--- WHAT YOU NEED TO DO ---
Locate the lines of the listing below that hold "value", then copy each of them.

--- SOURCE INFORMATION ---
··········
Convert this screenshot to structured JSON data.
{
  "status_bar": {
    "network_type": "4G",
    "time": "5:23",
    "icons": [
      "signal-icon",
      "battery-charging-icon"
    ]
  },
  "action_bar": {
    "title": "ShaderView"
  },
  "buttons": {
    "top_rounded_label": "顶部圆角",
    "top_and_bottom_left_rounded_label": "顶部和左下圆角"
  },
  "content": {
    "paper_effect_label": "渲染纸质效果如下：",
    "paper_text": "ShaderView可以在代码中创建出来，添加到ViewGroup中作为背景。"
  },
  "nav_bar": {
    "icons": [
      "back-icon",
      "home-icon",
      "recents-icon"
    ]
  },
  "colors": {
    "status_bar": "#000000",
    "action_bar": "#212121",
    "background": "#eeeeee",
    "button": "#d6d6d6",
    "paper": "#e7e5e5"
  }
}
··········
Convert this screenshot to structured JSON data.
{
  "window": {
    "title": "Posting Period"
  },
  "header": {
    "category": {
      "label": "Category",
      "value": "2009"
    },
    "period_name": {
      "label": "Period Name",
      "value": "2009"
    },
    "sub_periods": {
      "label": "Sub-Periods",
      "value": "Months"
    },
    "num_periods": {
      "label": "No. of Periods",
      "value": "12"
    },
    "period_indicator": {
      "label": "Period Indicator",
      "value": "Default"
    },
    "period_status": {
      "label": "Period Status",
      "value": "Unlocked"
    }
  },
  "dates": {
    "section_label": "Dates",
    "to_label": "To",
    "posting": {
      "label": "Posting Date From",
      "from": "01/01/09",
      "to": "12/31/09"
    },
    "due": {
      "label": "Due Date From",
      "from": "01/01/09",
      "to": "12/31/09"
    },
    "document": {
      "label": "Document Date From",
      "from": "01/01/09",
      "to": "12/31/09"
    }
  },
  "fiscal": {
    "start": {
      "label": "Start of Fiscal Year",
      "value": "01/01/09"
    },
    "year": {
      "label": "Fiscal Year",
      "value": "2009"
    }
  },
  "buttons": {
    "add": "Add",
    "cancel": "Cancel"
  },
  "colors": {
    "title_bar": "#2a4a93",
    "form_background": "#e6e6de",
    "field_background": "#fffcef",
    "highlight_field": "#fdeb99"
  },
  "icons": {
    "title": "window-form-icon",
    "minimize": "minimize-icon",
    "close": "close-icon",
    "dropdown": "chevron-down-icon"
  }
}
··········
--- TASK RESULT ---
      "value": "2009"
      "value": "2009"
      "value": "Months"
      "value": "12"
      "value": "Default"
      "value": "Unlocked"
      "value": "01/01/09"
      "value": "2009"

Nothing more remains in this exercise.